[Source material]

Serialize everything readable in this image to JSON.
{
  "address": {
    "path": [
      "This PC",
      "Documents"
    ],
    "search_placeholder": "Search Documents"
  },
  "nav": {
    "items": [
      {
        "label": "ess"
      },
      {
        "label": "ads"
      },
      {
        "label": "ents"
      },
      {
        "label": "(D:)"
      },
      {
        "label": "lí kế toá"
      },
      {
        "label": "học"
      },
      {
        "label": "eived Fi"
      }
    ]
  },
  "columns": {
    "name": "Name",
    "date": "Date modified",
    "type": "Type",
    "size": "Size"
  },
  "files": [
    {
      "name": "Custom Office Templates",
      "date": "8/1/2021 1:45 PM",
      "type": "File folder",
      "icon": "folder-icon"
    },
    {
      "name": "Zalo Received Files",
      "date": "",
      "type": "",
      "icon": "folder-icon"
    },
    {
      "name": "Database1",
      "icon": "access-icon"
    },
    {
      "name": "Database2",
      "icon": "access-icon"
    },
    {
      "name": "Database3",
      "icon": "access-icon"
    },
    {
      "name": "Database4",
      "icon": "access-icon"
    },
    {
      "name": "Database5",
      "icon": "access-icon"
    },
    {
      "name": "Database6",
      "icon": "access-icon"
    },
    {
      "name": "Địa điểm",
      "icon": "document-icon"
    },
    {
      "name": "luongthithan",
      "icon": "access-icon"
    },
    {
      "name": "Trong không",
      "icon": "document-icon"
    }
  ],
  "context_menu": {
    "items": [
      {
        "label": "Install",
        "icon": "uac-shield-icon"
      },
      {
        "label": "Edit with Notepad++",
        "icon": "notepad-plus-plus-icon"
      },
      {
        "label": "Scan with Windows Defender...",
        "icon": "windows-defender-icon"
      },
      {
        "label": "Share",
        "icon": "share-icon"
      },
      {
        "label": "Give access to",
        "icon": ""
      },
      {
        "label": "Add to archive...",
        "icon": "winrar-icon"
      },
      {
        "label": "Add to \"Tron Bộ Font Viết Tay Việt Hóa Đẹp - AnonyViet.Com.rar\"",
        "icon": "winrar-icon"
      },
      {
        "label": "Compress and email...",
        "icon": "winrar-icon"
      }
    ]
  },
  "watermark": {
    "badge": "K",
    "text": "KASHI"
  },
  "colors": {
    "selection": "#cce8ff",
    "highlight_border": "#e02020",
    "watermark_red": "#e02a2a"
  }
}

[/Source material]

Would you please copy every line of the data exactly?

Output
Serialize everything readable in this image to JSON.
{
  "address": {
    "path": [
      "This PC",
      "Documents"
    ],
    "search_placeholder": "Search Documents"
  },
  "nav": {
    "items": [
      {
        "label": "ess"
      },
      {
        "label": "ads"
      },
      {
        "label": "ents"
      },
      {
        "label": "(D:)"
      },
      {
        "label": "lí kế toá"
      },
      {
        "label": "học"
      },
      {
        "label": "eived Fi"
      }
    ]
  },
  "columns": {
    "name": "Name",
    "date": "Date modified",
    "type": "Type",
    "size": "Size"
  },
  "files": [
    {
      "name": "Custom Office Templates",
      "date": "8/1/2021 1:45 PM",
      "type": "File folder",
      "icon": "folder-icon"
    },
    {
      "name": "Zalo Received Files",
      "date": "",
      "type": "",
      "icon": "folder-icon"
    },
    {
      "name": "Database1",
      "icon": "access-icon"
    },
    {
      "name": "Database2",
      "icon": "access-icon"
    },
    {
      "name": "Database3",
      "icon": "access-icon"
    },
    {
      "name": "Database4",
      "icon": "access-icon"
    },
    {
      "name": "Database5",
      "icon": "access-icon"
    },
    {
      "name": "Database6",
      "icon": "access-icon"
    },
    {
      "name": "Địa điểm",
      "icon": "document-icon"
    },
    {
      "name": "luongthithan",
      "icon": "access-icon"
    },
    {
      "name": "Trong không",
      "icon": "document-icon"
    }
  ],
  "context_menu": {
    "items": [
      {
        "label": "Install",
        "icon": "uac-shield-icon"
      },
      {
        "label": "Edit with Notepad++",
        "icon": "notepad-plus-plus-icon"
      },
      {
        "label": "Scan with Windows Defender...",
        "icon": "windows-defender-icon"
      },
      {
        "label": "Share",
        "icon": "share-icon"
      },
      {
        "label": "Give access to",
        "icon": ""
      },
      {
        "label": "Add to archive...",
        "icon": "winrar-icon"
      },
      {
        "label": "Add to \"Tron Bộ Font Viết Tay Việt Hóa Đẹp - AnonyViet.Com.rar\"",
        "icon": "winrar-icon"
      },
      {
        "label": "Compress and email...",
        "icon": "winrar-icon"
      }
    ]
  },
  "watermark": {
    "badge": "K",
    "text": "KASHI"
  },
  "colors": {
    "selection": "#cce8ff",
    "highlight_border": "#e02020",
    "watermark_red": "#e02a2a"
  }
}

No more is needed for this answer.